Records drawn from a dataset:

= = = =

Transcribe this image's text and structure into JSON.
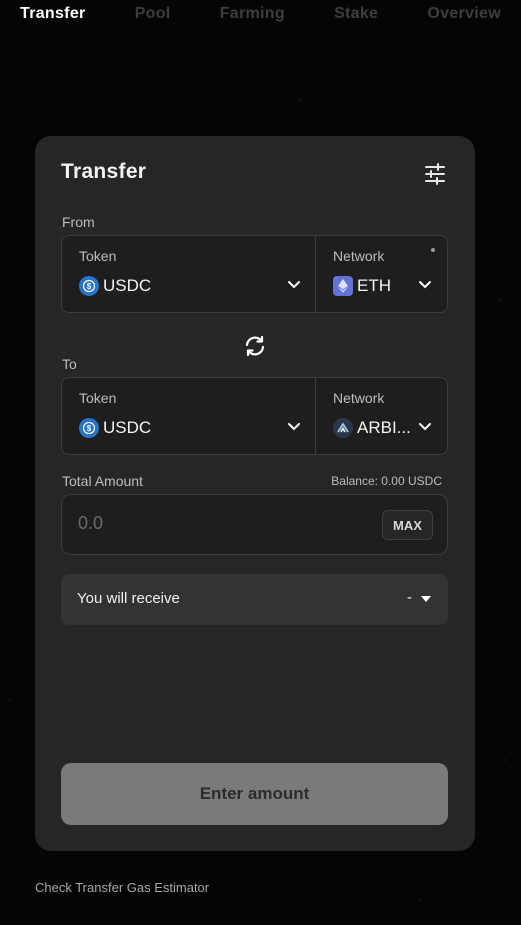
{
  "nav": {
    "items": [
      "Transfer",
      "Pool",
      "Farming",
      "Stake",
      "Overview"
    ],
    "active": "Transfer"
  },
  "card": {
    "title": "Transfer",
    "settings_icon": "sliders-icon"
  },
  "from": {
    "label": "From",
    "token_caption": "Token",
    "token_value": "USDC",
    "token_icon": "usdc-icon",
    "network_caption": "Network",
    "network_value": "ETH",
    "network_icon": "ethereum-icon"
  },
  "swap_icon": "swap-arrows-icon",
  "to": {
    "label": "To",
    "token_caption": "Token",
    "token_value": "USDC",
    "token_icon": "usdc-icon",
    "network_caption": "Network",
    "network_value": "ARBI...",
    "network_icon": "arbitrum-icon"
  },
  "amount": {
    "label": "Total Amount",
    "balance": "Balance: 0.00 USDC",
    "placeholder": "0.0",
    "max_label": "MAX"
  },
  "receive": {
    "label": "You will receive",
    "value": "-"
  },
  "submit_label": "Enter amount",
  "footer_link": "Check Transfer Gas Estimator",
  "colors": {
    "background": "#050505",
    "card": "#262626",
    "usdc": "#2775ca",
    "eth": "#6272d6",
    "button_disabled": "#7a7a7a"
  }
}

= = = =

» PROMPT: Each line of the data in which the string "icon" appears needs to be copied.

» EXERCISE RESPONSE:
    "settings_icon": "sliders-icon"
    "token_icon": "usdc-icon",
    "network_icon": "ethereum-icon"
  "swap_icon": "swap-arrows-icon",
    "token_icon": "usdc-icon",
    "network_icon": "arbitrum-icon"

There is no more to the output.